### Information

>>

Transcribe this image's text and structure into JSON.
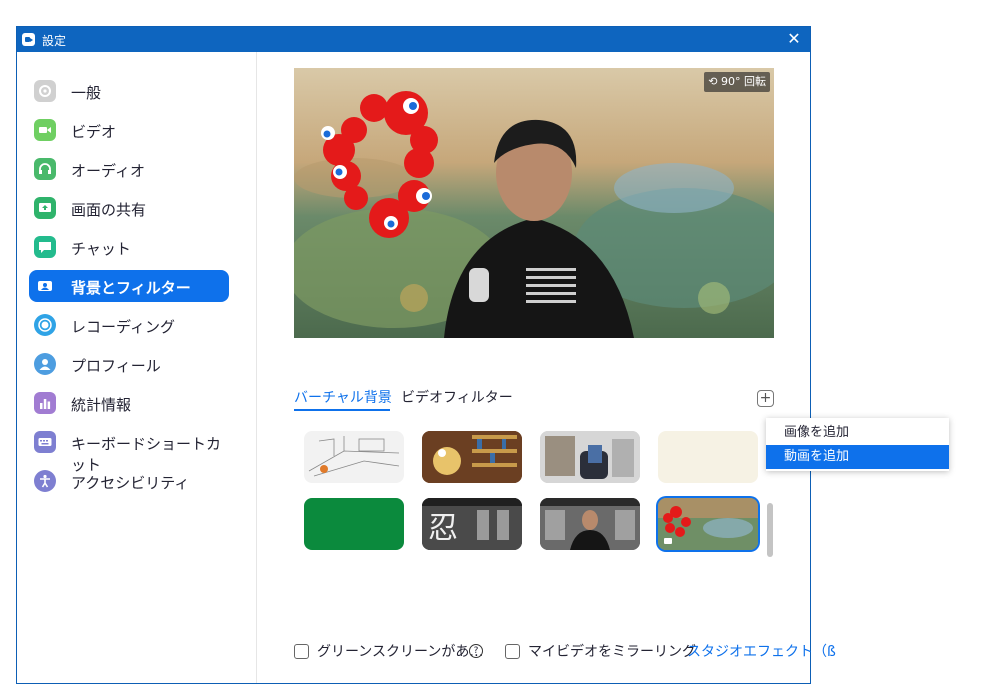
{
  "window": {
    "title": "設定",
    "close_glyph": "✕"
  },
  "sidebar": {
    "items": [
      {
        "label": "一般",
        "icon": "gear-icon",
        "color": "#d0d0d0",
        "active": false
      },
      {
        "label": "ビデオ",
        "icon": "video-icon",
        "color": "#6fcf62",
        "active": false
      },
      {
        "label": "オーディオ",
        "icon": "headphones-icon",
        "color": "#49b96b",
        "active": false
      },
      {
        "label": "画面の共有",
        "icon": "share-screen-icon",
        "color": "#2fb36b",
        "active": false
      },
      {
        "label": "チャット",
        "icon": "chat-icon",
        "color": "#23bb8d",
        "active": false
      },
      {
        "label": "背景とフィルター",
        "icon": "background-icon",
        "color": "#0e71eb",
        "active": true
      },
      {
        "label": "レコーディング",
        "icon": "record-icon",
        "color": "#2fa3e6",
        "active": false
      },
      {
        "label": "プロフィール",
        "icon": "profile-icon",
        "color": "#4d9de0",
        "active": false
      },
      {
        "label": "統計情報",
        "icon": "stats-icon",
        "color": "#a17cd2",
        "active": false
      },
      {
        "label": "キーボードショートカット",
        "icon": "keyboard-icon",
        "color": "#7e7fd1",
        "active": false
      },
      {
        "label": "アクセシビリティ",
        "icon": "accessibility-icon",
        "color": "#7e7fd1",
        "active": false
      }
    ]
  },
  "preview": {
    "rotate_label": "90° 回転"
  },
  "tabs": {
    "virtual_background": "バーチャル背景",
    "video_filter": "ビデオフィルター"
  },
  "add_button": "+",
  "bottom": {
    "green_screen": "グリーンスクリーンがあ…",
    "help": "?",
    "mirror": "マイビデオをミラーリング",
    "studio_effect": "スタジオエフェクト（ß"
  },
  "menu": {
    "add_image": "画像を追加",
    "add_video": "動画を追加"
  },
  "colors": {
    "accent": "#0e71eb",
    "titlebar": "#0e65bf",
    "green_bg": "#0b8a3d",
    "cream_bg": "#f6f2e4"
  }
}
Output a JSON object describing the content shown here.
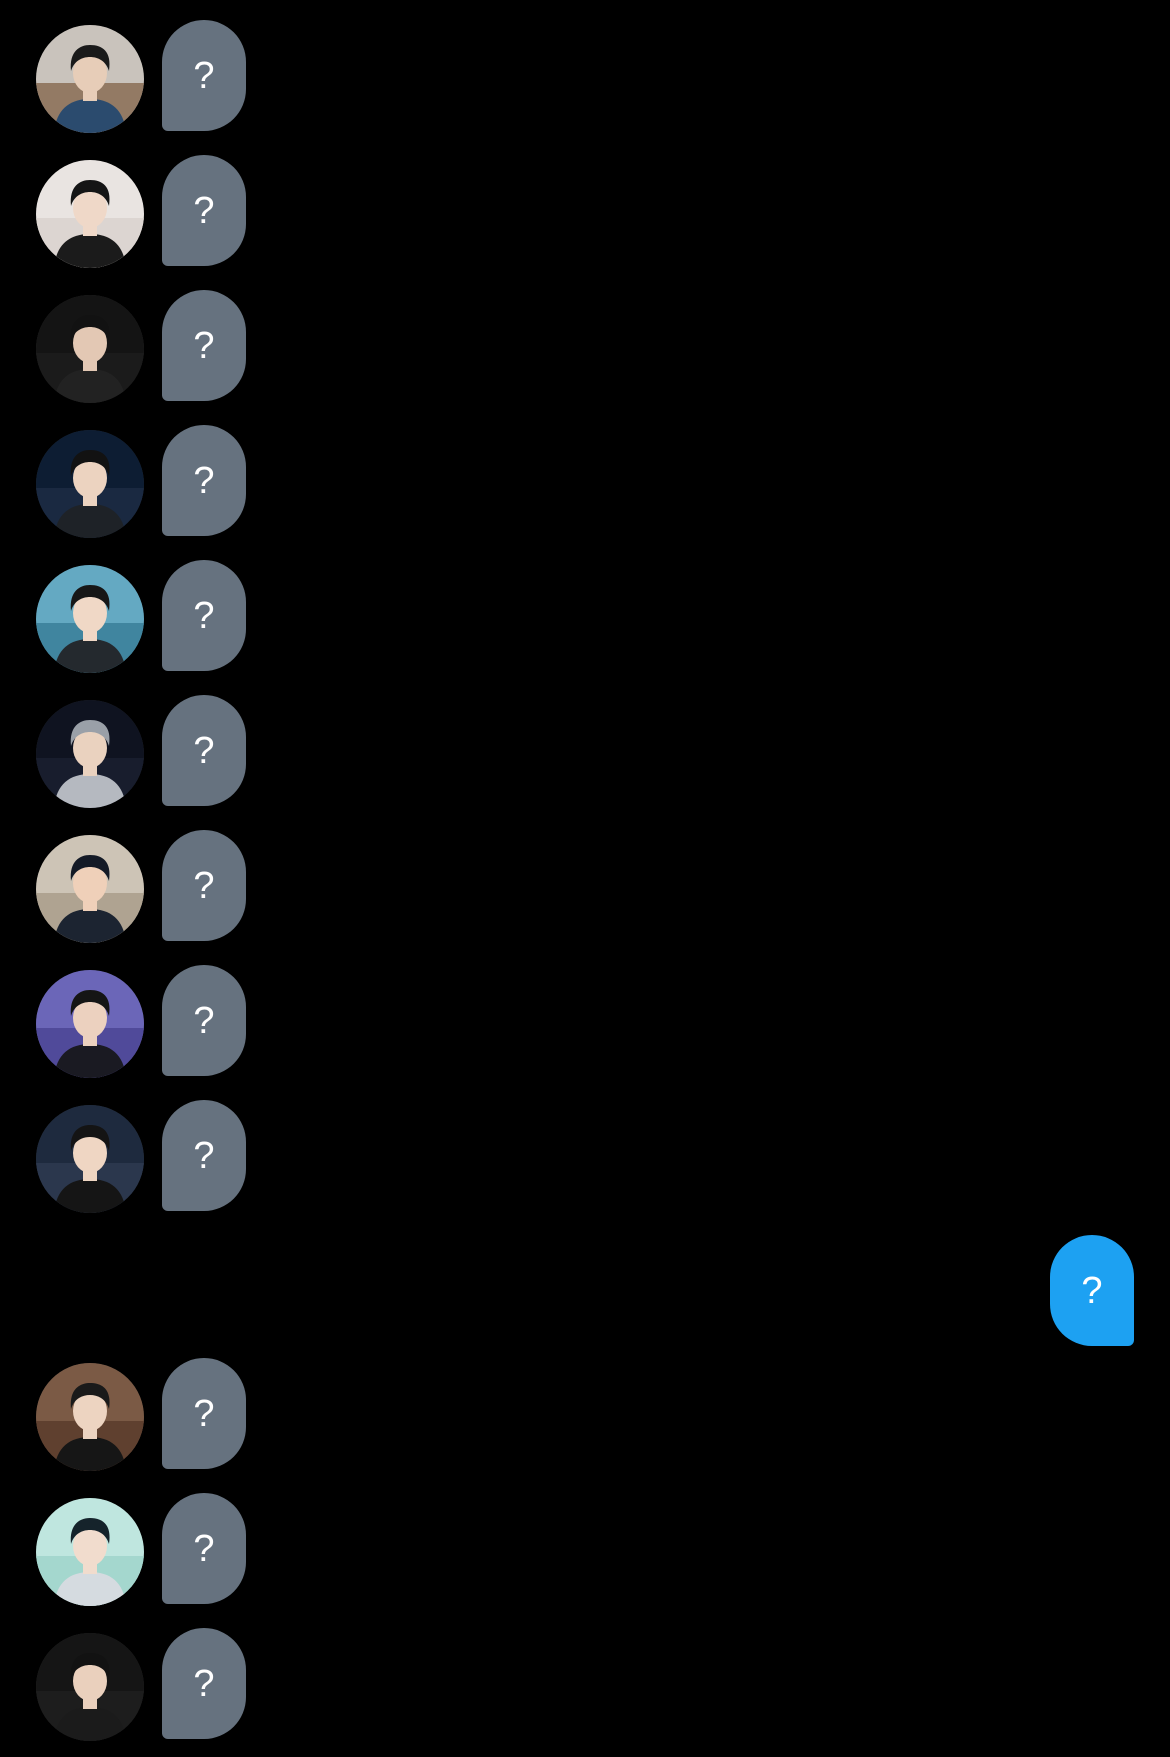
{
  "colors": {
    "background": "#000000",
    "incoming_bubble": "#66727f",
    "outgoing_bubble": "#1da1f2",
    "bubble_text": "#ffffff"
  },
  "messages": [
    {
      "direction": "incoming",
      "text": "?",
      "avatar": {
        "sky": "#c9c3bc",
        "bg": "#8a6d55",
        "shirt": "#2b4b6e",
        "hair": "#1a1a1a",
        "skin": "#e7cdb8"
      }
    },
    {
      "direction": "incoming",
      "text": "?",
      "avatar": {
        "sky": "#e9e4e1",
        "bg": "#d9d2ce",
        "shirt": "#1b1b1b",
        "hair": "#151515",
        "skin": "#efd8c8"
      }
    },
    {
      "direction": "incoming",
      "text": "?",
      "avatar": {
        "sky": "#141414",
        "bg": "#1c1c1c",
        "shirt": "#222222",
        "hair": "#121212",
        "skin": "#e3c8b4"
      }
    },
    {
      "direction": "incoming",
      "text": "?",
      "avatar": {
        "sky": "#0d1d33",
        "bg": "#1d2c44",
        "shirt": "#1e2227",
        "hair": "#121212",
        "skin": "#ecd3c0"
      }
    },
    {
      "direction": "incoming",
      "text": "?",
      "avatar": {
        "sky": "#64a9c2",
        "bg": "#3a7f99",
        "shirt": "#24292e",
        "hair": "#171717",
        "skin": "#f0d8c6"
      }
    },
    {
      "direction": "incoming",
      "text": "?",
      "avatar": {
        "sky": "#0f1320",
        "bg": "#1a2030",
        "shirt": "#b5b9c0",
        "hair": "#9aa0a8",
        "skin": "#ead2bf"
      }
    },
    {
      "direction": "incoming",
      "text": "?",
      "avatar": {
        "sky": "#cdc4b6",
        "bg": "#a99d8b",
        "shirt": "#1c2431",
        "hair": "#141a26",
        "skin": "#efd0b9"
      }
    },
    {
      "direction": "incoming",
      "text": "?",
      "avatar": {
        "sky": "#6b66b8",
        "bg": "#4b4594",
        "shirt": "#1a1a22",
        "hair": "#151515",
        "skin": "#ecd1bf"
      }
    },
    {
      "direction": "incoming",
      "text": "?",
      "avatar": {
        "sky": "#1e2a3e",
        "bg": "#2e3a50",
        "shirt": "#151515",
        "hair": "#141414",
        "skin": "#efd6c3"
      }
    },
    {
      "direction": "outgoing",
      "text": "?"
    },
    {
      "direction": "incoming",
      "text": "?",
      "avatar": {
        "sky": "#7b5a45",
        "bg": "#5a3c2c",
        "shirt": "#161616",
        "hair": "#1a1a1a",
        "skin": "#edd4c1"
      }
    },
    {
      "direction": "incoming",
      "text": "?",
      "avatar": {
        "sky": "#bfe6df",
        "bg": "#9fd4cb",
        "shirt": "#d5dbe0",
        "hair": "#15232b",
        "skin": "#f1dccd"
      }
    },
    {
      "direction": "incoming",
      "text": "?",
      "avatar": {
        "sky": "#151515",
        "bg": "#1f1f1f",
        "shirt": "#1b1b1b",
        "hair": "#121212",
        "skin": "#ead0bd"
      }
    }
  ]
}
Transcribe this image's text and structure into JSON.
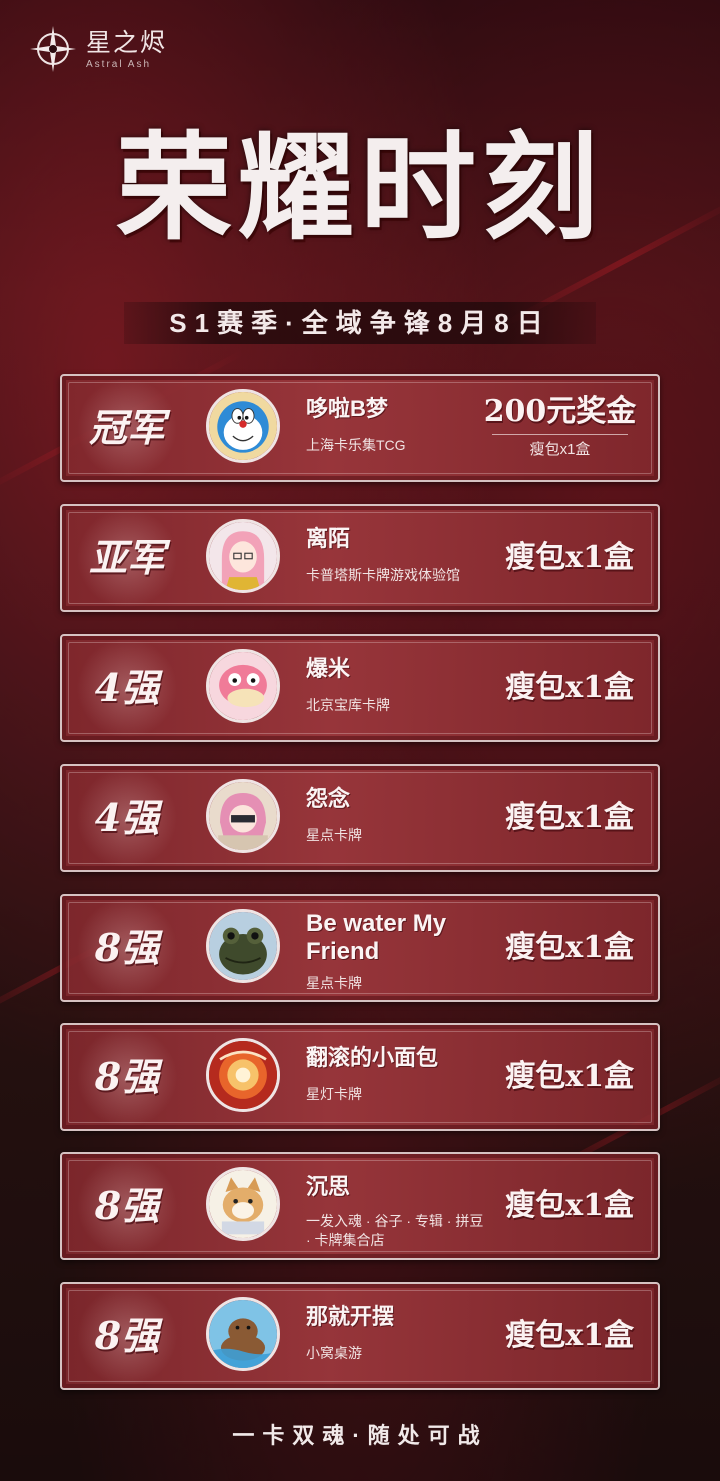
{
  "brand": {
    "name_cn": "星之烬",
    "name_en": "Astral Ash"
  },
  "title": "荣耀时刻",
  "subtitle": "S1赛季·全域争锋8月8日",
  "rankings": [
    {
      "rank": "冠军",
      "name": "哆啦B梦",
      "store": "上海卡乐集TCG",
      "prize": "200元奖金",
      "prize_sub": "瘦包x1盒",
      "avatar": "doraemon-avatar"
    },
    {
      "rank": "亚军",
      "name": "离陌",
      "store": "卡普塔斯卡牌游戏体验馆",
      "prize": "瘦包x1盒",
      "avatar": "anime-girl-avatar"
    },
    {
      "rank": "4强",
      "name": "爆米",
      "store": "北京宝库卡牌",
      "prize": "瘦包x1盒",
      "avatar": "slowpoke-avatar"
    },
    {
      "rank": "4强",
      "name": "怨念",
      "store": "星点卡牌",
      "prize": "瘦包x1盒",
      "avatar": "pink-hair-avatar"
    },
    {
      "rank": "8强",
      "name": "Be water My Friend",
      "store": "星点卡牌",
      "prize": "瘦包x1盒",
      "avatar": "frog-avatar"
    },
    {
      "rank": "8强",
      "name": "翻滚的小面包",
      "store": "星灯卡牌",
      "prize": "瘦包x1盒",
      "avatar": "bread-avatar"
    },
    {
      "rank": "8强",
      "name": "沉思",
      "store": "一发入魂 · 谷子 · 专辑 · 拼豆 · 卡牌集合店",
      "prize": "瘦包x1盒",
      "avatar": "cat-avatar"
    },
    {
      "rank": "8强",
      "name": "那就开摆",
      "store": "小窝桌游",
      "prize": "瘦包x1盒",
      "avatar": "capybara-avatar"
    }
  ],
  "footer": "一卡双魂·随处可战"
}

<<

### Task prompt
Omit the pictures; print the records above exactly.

### Expected answer
Transcribe this image's text and structure into JSON.
{
  "window": {
    "title": "設定",
    "close_glyph": "✕"
  },
  "sidebar": {
    "items": [
      {
        "label": "一般",
        "icon": "gear-icon",
        "color": "#d0d0d0",
        "active": false
      },
      {
        "label": "ビデオ",
        "icon": "video-icon",
        "color": "#6fcf62",
        "active": false
      },
      {
        "label": "オーディオ",
        "icon": "headphones-icon",
        "color": "#49b96b",
        "active": false
      },
      {
        "label": "画面の共有",
        "icon": "share-screen-icon",
        "color": "#2fb36b",
        "active": false
      },
      {
        "label": "チャット",
        "icon": "chat-icon",
        "color": "#23bb8d",
        "active": false
      },
      {
        "label": "背景とフィルター",
        "icon": "background-icon",
        "color": "#0e71eb",
        "active": true
      },
      {
        "label": "レコーディング",
        "icon": "record-icon",
        "color": "#2fa3e6",
        "active": false
      },
      {
        "label": "プロフィール",
        "icon": "profile-icon",
        "color": "#4d9de0",
        "active": false
      },
      {
        "label": "統計情報",
        "icon": "stats-icon",
        "color": "#a17cd2",
        "active": false
      },
      {
        "label": "キーボードショートカット",
        "icon": "keyboard-icon",
        "color": "#7e7fd1",
        "active": false
      },
      {
        "label": "アクセシビリティ",
        "icon": "accessibility-icon",
        "color": "#7e7fd1",
        "active": false
      }
    ]
  },
  "preview": {
    "rotate_label": "90° 回転"
  },
  "tabs": {
    "virtual_background": "バーチャル背景",
    "video_filter": "ビデオフィルター"
  },
  "add_button": "+",
  "bottom": {
    "green_screen": "グリーンスクリーンがあ…",
    "help": "?",
    "mirror": "マイビデオをミラーリング",
    "studio_effect": "スタジオエフェクト（ß"
  },
  "menu": {
    "add_image": "画像を追加",
    "add_video": "動画を追加"
  },
  "colors": {
    "accent": "#0e71eb",
    "titlebar": "#0e65bf",
    "green_bg": "#0b8a3d",
    "cream_bg": "#f6f2e4"
  }
}
Output a JSON object describing the content shown here.
{
  "colors": {
    "background": "#000000",
    "incoming_bubble": "#66727f",
    "outgoing_bubble": "#1da1f2",
    "bubble_text": "#ffffff"
  },
  "messages": [
    {
      "direction": "incoming",
      "text": "?",
      "avatar": {
        "sky": "#c9c3bc",
        "bg": "#8a6d55",
        "shirt": "#2b4b6e",
        "hair": "#1a1a1a",
        "skin": "#e7cdb8"
      }
    },
    {
      "direction": "incoming",
      "text": "?",
      "avatar": {
        "sky": "#e9e4e1",
        "bg": "#d9d2ce",
        "shirt": "#1b1b1b",
        "hair": "#151515",
        "skin": "#efd8c8"
      }
    },
    {
      "direction": "incoming",
      "text": "?",
      "avatar": {
        "sky": "#141414",
        "bg": "#1c1c1c",
        "shirt": "#222222",
        "hair": "#121212",
        "skin": "#e3c8b4"
      }
    },
    {
      "direction": "incoming",
      "text": "?",
      "avatar": {
        "sky": "#0d1d33",
        "bg": "#1d2c44",
        "shirt": "#1e2227",
        "hair": "#121212",
        "skin": "#ecd3c0"
      }
    },
    {
      "direction": "incoming",
      "text": "?",
      "avatar": {
        "sky": "#64a9c2",
        "bg": "#3a7f99",
        "shirt": "#24292e",
        "hair": "#171717",
        "skin": "#f0d8c6"
      }
    },
    {
      "direction": "incoming",
      "text": "?",
      "avatar": {
        "sky": "#0f1320",
        "bg": "#1a2030",
        "shirt": "#b5b9c0",
        "hair": "#9aa0a8",
        "skin": "#ead2bf"
      }
    },
    {
      "direction": "incoming",
      "text": "?",
      "avatar": {
        "sky": "#cdc4b6",
        "bg": "#a99d8b",
        "shirt": "#1c2431",
        "hair": "#141a26",
        "skin": "#efd0b9"
      }
    },
    {
      "direction": "incoming",
      "text": "?",
      "avatar": {
        "sky": "#6b66b8",
        "bg": "#4b4594",
        "shirt": "#1a1a22",
        "hair": "#151515",
        "skin": "#ecd1bf"
      }
    },
    {
      "direction": "incoming",
      "text": "?",
      "avatar": {
        "sky": "#1e2a3e",
        "bg": "#2e3a50",
        "shirt": "#151515",
        "hair": "#141414",
        "skin": "#efd6c3"
      }
    },
    {
      "direction": "outgoing",
      "text": "?"
    },
    {
      "direction": "incoming",
      "text": "?",
      "avatar": {
        "sky": "#7b5a45",
        "bg": "#5a3c2c",
        "shirt": "#161616",
        "hair": "#1a1a1a",
        "skin": "#edd4c1"
      }
    },
    {
      "direction": "incoming",
      "text": "?",
      "avatar": {
        "sky": "#bfe6df",
        "bg": "#9fd4cb",
        "shirt": "#d5dbe0",
        "hair": "#15232b",
        "skin": "#f1dccd"
      }
    },
    {
      "direction": "incoming",
      "text": "?",
      "avatar": {
        "sky": "#151515",
        "bg": "#1f1f1f",
        "shirt": "#1b1b1b",
        "hair": "#121212",
        "skin": "#ead0bd"
      }
    }
  ]
}
Transcribe this image's text and structure into JSON.
{
  "brand": {
    "name_cn": "星之烬",
    "name_en": "Astral Ash"
  },
  "title": "荣耀时刻",
  "subtitle": "S1赛季·全域争锋8月8日",
  "rankings": [
    {
      "rank": "冠军",
      "name": "哆啦B梦",
      "store": "上海卡乐集TCG",
      "prize": "200元奖金",
      "prize_sub": "瘦包x1盒",
      "avatar": "doraemon-avatar"
    },
    {
      "rank": "亚军",
      "name": "离陌",
      "store": "卡普塔斯卡牌游戏体验馆",
      "prize": "瘦包x1盒",
      "avatar": "anime-girl-avatar"
    },
    {
      "rank": "4强",
      "name": "爆米",
      "store": "北京宝库卡牌",
      "prize": "瘦包x1盒",
      "avatar": "slowpoke-avatar"
    },
    {
      "rank": "4强",
      "name": "怨念",
      "store": "星点卡牌",
      "prize": "瘦包x1盒",
      "avatar": "pink-hair-avatar"
    },
    {
      "rank": "8强",
      "name": "Be water My Friend",
      "store": "星点卡牌",
      "prize": "瘦包x1盒",
      "avatar": "frog-avatar"
    },
    {
      "rank": "8强",
      "name": "翻滚的小面包",
      "store": "星灯卡牌",
      "prize": "瘦包x1盒",
      "avatar": "bread-avatar"
    },
    {
      "rank": "8强",
      "name": "沉思",
      "store": "一发入魂 · 谷子 · 专辑 · 拼豆 · 卡牌集合店",
      "prize": "瘦包x1盒",
      "avatar": "cat-avatar"
    },
    {
      "rank": "8强",
      "name": "那就开摆",
      "store": "小窝桌游",
      "prize": "瘦包x1盒",
      "avatar": "capybara-avatar"
    }
  ],
  "footer": "一卡双魂·随处可战"
}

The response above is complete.